The doors didn’t open until 9 a.m., but Angela Davis made sure she was at the front of the line when Tweed opened on Broadway in Corner Brook on Wednesday.
The 20-year-old Corner Brook woman and a few friends got to the store at 7:30 a.m. to be among the first people to legally purchase cannabis in the city.
“We’re just really proud. This is the first time this has ever happened. We wanted to be the first faces this store saw,” said Davis as she waited in the cold.
A regular user, Davis wasn’t concerned about being that first face.
“I think the stigma really has to end with cannabis, because it’s not just lazy stoners who smoke cannabis. It’s everybody. It can help everybody.”
And she agrees users have to responsible.
“We always say as a community always go low and slow.”
Davis said having it available through a store will definitely change the way cannabis is accessed.
“Especially in Newfoundland,” she said, “because we are privatized we can have private companies like Tweed come in. This is really going to help our prices. So, competitive pricing.
“We’re hoping that a lot of dealers won’t be able to match the competitive pricing of privatized markets.”
Once inside the store it didn’t take Eric Berube long to make his purchase after talking with a Tweed employee about the available types of cannabis.
The 38-year-old Corner Brook man said being able to avail of legal cannabis was a good thing.
“Because we are going to be able to get the same cannabis every time. On the street you get some, but you’re never going to get the same again.”
He also said a purchaser has no idea of what’s in the cannabis that is bought on the street.
A regular user for about 10 years, Berube used to get cannabis from a dealer, but said that’s a thing of the past.

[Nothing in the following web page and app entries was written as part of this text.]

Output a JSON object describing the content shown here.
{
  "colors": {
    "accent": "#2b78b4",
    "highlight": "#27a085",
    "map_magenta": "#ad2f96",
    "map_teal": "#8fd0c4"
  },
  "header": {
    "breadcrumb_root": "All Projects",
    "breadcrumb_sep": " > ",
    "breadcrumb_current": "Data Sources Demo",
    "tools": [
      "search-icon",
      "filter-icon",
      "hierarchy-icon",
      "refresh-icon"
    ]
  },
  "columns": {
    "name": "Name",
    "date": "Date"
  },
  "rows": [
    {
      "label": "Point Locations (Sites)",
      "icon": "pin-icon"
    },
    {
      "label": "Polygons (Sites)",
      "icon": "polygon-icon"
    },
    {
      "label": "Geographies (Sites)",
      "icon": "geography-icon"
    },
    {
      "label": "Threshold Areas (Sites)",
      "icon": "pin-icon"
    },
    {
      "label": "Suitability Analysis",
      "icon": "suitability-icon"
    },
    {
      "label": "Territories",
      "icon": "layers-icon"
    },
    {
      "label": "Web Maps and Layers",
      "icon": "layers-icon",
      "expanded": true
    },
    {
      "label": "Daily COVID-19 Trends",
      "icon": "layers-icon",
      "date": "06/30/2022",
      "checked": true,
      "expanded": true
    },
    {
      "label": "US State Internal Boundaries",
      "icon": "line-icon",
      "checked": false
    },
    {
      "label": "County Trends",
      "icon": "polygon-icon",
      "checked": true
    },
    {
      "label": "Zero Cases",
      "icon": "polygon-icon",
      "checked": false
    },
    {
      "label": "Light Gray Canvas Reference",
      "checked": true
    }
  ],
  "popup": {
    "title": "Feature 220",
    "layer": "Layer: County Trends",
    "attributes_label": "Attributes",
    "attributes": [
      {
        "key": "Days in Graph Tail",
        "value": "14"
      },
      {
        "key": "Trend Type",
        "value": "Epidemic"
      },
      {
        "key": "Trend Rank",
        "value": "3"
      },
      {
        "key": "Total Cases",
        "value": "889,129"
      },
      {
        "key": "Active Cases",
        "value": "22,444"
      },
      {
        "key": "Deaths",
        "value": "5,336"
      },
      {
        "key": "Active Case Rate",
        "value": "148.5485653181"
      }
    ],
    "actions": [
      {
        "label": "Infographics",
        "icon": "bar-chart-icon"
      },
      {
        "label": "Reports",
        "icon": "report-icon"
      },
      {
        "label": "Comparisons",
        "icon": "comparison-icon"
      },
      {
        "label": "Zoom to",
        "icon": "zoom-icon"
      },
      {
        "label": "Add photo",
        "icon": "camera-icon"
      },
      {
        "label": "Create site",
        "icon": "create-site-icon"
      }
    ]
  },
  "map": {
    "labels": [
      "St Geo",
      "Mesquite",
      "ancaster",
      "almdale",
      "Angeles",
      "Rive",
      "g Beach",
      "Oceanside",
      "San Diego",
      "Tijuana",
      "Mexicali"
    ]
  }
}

He also said legalization will remove some stigma associated with cannabis use.
Tweed is a division of Canopy Growth and is one of two locations where cannabis is sold in the city, the other is at Dominion.
Tweed shop manager Mark Murdoch the store carries many varieties of cannabis. When customers enter they are greeted by a “tweedtender” who will help them made a choice.
“Not only is it a shop, it’s an education centre.”
Murdoch said Tweed is attempting to teach people about cannabis, the different forms and varieties and the effects associated with them. It also provides customers with social responsibility advice.
While glass sniffer jars with information on the available varieties are on display around the shop, Murdoch said the regulations prevent them from displaying any actual flower. Everything is kept in locked cabinets behind the cash registers.
Tweed’s hours of operation will be from 10 a.m.-10 p.m. Monday to Saturday and 10 a.m.-6 p.m. on Sunday.
A request to speak with someone at the Dominion store was not answered as of deadline.